“It’s a great honor to be playing with the Canes, and the Lord’s blessed me to be able to do that,” he said Saturday. “Just the blessing that He’s given me to even be here and be a part of this is great … and to be able to come down here and wear ‘Don’t Bully’ on our backs.
“For the people around here (in the Valley) that we go and visit and do community service for, it’s just a great time; the (SACSN) coaches are great people.”
Adell, No. 226-ranked right-hander and South Carolina recruit Shane Roberts from Jupiter, Fla., and No. 143-ranked shortstop and Maryland commit Jeremy Arocho from Glen Burnie, Md., were teammates of Mathis’ with the Canes this summer.
“When you combine other guys with those guys that you get to meet and you get to hang out with, you become a family down here in Arizona; it’s really cool,” he said. “Coming down here, I’m preparing myself not only for (this) but for the fall, getting ready to go down to Jupiter (PG WWBA World Championship) and Fort Myers (PG WWBA Underclass World Championship); it’s really a great time.”
As one of the few 2018s on the roster, it would be easy to excuse first baseman Chase Sanguinetti from Tampa, Fla., if he feels somewhat overwhelmed.
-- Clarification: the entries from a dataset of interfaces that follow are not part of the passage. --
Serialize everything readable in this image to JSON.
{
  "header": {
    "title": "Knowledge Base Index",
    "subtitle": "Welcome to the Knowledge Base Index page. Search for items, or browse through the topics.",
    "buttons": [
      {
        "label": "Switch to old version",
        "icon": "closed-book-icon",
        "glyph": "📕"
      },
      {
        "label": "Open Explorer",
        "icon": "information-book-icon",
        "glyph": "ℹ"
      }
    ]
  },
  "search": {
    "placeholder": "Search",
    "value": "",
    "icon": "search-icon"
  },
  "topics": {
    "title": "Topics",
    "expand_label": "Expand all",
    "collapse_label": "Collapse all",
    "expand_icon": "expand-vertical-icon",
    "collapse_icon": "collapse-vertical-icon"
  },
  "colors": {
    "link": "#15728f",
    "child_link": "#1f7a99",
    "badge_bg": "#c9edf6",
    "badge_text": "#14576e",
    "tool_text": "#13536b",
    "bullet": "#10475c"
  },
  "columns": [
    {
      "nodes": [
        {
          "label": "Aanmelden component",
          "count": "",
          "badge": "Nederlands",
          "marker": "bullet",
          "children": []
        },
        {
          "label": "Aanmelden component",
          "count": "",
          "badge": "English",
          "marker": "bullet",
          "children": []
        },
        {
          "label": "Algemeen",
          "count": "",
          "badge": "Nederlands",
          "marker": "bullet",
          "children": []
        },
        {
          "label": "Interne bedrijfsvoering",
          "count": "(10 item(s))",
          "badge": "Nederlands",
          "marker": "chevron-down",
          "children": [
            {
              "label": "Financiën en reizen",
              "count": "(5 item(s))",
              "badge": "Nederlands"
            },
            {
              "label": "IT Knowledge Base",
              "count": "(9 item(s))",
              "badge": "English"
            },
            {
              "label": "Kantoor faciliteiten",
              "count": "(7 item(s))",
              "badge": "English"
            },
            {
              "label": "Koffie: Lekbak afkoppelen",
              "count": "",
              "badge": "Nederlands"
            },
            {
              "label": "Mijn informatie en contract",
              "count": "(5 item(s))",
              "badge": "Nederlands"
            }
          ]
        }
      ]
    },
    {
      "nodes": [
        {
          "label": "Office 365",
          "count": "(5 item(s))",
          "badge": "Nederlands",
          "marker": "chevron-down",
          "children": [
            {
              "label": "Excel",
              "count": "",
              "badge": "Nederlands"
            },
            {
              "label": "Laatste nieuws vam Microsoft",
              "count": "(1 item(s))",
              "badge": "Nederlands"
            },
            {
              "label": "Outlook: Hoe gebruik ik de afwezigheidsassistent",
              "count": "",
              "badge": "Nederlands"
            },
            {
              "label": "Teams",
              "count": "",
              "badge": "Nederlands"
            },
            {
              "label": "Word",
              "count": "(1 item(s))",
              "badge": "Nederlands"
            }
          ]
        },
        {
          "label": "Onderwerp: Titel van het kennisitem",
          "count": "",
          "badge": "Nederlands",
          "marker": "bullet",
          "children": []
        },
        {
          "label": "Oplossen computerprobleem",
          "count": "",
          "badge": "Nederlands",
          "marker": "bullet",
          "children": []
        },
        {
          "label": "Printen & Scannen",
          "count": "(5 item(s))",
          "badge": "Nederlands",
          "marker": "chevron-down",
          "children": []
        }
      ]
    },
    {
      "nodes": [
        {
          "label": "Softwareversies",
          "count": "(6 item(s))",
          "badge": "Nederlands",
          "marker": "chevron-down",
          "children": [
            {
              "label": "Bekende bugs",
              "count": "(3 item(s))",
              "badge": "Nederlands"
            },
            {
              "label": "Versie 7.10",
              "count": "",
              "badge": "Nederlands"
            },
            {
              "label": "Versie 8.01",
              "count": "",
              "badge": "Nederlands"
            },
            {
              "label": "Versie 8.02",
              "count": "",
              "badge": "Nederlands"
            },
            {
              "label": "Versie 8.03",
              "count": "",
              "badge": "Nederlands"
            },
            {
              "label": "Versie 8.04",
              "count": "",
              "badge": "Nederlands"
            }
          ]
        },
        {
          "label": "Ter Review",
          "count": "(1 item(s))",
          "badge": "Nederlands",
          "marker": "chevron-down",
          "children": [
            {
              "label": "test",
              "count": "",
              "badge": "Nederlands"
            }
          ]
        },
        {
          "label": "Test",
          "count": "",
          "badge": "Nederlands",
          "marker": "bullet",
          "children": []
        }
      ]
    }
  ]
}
But, in fact, he has shown no signs of that whatsoever, and as the No. 33-ranked prospect in his class who has already committed to Florida State, there is absolutely no reason he should feel out of place.
“It’s been amazing,” said Sanguinetti, who is used to the bright lights and big stages of PG national championship-level tournament play as a member of the FTB Pride. “This is probably one of the best groups of kids I’ve ever played with and I love the cause that we’re playing for; we’re playing for more than baseball at this tournament.”
The SACSN National Team won its pool championship with a 3-0 record, and by outscoring its three opponents by a combined 25-2 put itself in position for a top-six seed in the 20-team playoffs that begin Sunday. The semifinals and championship game will be played Monday morning at Camelback Ranch Stadium.
This is a squad that was built to win ballgames and win them impressively, but it’s also one that plays for a slightly higher purpose.
“It’s special because I know a lot of these players are the best players in the country. I’m just blessed to be a part of this be able to play with them,” Sanguinetti said. “When we’re out there on the field we can kind of feed off each other; it’s special. We expect to be playing on Monday – that’s our goal and our expectation.”